Getmanchuk says Zelenskiy's words could be seen by Ukrainians as an "attempt to influence the prosecutor general and his office." And that, she adds, "contradicts Zelenskiy's promises during his campaign to install an independent prosecutor and fight political corruption."

Criticism Of European Leaders

Zelenskiy's criticism of Western European leaders could also be of concern to Ukrainians, who have so far been pleased with the momentum he has built toward ending the five-year war in eastern Ukraine, including the freeing this month of 35 prisoners held by Russia.

His comments were prompted by what Trump characterized as Europe's lack of support for Ukraine. Trump told Zelenskiy that "Germany does almost nothing for you" and that German Chancellor Angela Merkel "talks Ukraine, but she doesn't do anything."

Zelenskiy is quoted as responding: "Yes you are absolutely right, not only 100 percent, but actually 1,000 percent, and I can tell you the following; I did talk to Angela Merkel, and I did meet with her. I also met and talked with [French President Emmanuel] Macron, and I told them that they are not doing quite as much as they need to be doing on the issues with the sanctions."

German Chancellor Angela Merkel (right) welcomes Ukrainian President Volodymyr Zelenskiy at the Chancellery in Berlin on June 18.
German Chancellor Angela Merkel (right) welcomes Ukrainian President Volodymyr Zelenskiy at the Chancellery in Berlin on June 18.

Getmanchuk says that Ukrainians "might not like Zelenskiy supporting Trump's narrative about Macron and especially Merkel, who remains the main heavyweight ally of Ukraine among world leaders."

Fesenko says he thought the exchange about European leaders "can have a negative effect, but not a critical one."
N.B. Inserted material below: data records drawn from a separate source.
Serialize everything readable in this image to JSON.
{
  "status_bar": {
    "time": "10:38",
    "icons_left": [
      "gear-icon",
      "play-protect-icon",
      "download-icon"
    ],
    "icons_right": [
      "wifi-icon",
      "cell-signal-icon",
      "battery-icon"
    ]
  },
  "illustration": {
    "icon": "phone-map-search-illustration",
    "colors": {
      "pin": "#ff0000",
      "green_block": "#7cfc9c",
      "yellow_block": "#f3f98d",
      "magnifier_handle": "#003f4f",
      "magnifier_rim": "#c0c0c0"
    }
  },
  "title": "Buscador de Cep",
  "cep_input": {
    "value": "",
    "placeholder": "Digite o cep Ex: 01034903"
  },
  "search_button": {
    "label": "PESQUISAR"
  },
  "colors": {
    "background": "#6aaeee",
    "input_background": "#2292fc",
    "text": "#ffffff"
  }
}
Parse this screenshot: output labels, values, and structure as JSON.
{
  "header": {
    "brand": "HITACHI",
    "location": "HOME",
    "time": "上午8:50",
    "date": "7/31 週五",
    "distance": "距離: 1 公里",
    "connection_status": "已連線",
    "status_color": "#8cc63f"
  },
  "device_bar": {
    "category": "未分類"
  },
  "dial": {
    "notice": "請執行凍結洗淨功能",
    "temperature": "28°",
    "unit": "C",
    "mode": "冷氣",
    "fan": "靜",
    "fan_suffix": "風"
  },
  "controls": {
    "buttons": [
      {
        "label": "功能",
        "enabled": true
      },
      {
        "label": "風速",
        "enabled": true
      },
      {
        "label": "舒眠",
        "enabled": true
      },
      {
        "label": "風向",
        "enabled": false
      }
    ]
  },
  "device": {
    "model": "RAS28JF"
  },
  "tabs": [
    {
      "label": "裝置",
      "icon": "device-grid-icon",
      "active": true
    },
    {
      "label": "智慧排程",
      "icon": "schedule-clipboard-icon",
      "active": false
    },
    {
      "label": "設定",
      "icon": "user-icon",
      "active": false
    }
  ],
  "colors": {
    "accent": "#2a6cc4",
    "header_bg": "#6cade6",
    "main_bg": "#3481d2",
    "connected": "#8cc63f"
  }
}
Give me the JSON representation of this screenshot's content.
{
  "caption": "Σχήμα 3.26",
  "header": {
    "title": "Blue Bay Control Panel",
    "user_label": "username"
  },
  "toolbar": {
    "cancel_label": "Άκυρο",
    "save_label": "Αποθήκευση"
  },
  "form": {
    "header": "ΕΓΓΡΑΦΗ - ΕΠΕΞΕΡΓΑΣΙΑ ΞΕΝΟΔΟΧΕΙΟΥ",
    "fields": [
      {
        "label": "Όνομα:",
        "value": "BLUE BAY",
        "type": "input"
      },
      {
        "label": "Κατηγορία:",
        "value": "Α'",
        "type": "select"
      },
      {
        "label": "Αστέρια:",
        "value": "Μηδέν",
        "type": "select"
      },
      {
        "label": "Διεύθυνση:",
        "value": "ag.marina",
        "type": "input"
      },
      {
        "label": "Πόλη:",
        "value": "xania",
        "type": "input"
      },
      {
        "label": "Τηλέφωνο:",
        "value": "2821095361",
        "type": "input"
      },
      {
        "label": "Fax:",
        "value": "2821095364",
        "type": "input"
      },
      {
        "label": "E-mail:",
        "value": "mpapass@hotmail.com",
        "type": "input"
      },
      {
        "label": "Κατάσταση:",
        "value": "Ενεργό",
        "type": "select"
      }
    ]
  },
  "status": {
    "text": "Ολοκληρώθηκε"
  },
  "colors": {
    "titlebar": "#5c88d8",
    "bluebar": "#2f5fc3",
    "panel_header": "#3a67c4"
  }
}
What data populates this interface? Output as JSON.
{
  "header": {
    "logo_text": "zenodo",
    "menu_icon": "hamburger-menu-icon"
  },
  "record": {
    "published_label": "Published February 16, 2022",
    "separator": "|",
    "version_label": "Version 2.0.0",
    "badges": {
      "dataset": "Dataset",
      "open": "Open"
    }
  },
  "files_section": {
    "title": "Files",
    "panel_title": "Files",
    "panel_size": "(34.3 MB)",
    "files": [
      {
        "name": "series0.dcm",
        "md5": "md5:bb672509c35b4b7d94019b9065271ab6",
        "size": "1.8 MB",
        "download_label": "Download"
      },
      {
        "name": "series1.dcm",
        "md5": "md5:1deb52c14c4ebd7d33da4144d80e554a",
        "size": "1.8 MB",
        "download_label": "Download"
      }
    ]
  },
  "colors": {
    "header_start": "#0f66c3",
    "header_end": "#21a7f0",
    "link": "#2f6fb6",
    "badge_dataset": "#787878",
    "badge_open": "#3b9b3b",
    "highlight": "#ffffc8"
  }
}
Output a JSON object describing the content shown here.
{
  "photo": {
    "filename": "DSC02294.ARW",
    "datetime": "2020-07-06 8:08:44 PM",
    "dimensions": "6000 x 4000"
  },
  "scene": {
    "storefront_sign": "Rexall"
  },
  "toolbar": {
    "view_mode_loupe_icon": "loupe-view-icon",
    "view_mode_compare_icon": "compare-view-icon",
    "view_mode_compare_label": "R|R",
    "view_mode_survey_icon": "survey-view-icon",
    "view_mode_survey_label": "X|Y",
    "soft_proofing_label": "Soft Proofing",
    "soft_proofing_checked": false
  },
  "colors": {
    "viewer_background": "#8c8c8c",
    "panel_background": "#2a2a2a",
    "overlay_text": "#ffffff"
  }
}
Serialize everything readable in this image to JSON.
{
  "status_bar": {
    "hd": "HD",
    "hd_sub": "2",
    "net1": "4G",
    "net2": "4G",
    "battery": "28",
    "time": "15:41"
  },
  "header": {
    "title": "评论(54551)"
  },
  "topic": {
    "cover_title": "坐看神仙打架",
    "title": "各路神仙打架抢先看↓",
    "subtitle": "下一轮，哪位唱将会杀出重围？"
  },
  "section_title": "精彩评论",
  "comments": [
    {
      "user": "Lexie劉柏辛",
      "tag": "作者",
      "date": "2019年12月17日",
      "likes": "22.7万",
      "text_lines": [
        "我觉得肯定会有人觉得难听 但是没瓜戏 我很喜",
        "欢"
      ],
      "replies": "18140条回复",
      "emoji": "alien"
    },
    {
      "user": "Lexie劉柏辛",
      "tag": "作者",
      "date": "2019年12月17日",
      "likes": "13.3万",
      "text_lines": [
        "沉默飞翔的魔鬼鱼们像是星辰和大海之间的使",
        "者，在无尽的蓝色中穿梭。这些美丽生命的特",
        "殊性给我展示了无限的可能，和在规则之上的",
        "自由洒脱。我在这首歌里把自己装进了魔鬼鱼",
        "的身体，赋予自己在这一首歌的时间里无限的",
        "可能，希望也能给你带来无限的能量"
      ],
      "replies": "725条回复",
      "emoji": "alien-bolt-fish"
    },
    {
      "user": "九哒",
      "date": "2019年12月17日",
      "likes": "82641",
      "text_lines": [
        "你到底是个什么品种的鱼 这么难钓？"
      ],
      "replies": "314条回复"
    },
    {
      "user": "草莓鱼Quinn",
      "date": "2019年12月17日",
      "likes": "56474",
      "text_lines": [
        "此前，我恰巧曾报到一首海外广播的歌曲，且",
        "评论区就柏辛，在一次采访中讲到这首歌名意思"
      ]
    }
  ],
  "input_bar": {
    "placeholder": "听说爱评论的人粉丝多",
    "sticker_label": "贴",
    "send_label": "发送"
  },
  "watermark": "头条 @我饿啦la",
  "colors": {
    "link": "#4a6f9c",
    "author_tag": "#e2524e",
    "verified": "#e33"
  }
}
My Plane Or Yours?

Zelenskiy spent much of the call flattering Trump, calling him a "great teacher" and echoing his criticism of former U.S. Ambassador to Ukraine Marie Yovanovitch, whom Zelenskiy is quoted as calling a "bad ambassador."

The Ukrainian president also noted to the U.S. president that he had stayed at Trump Tower in New York City. And suggesting Trump make a trip to Ukraine after a scheduled trip to Poland, Zelenskiy said, "We can either take my plane and go to Ukraine or we can take your plane, which is probably much better than mine."

Taras Berezovets, a political analyst and television news presenter for a station that is supportive of former President Petro Poroshenko, whom Zelenskiy defeated in the April election, says he doesn't think Ukrainians will be disappointed in their president for appearing to yield to Trump in the phone call.

Word that Trump had frozen $250 million in aid from the Pentagon and another $141 million from the State Department meant for Ukraine earlier this month was met with shock and frustration in Kyiv, highlighting the importance Ukrainians place on U.S. support to maintain the armed forces and achieve an acceptable peace in its war-torn eastern provinces.

But little did Ukrainians know at the time that Trump, according to The Washington Post, had told his then-acting chief of staff at least one week before the July 25 call to hold back the nearly $400 million of aid.

"The call may make him look weak, but he has said he is a servant of the people," Berezovets says, suggesting that they take the man they elected into office at his word.

Natalia Gumenyuk, a journalist at Hromadske TV, wrote on Twitter that "the conversation between Zelenskiy and Trump sounded "bad, even very bad, but not catastrophic."

Across the pond, some in Washington had a different take on the situation.

U.S. Representative Marcy Kaptur, the Democratic co-chair of the Ukraine Caucus, said she thought the details disclosed in the memo could hurt Zelenskiy's domestic popularity and undermine his messages about cleaning up Ukraine's political system.

"I think President Zelenskiy has to aspire to the values and hopes of his people. He has to do a little soul searching at this point," she told RFE/RL in Washington on September 25, adding that the Ukrainian president should not have been put in the position he has found himself in by the president of the United States. "I think Zelenskiy's ratings could be hurt. He needs to pivot from this and hit a higher standard."

Todd Prince contributed reporting from Washington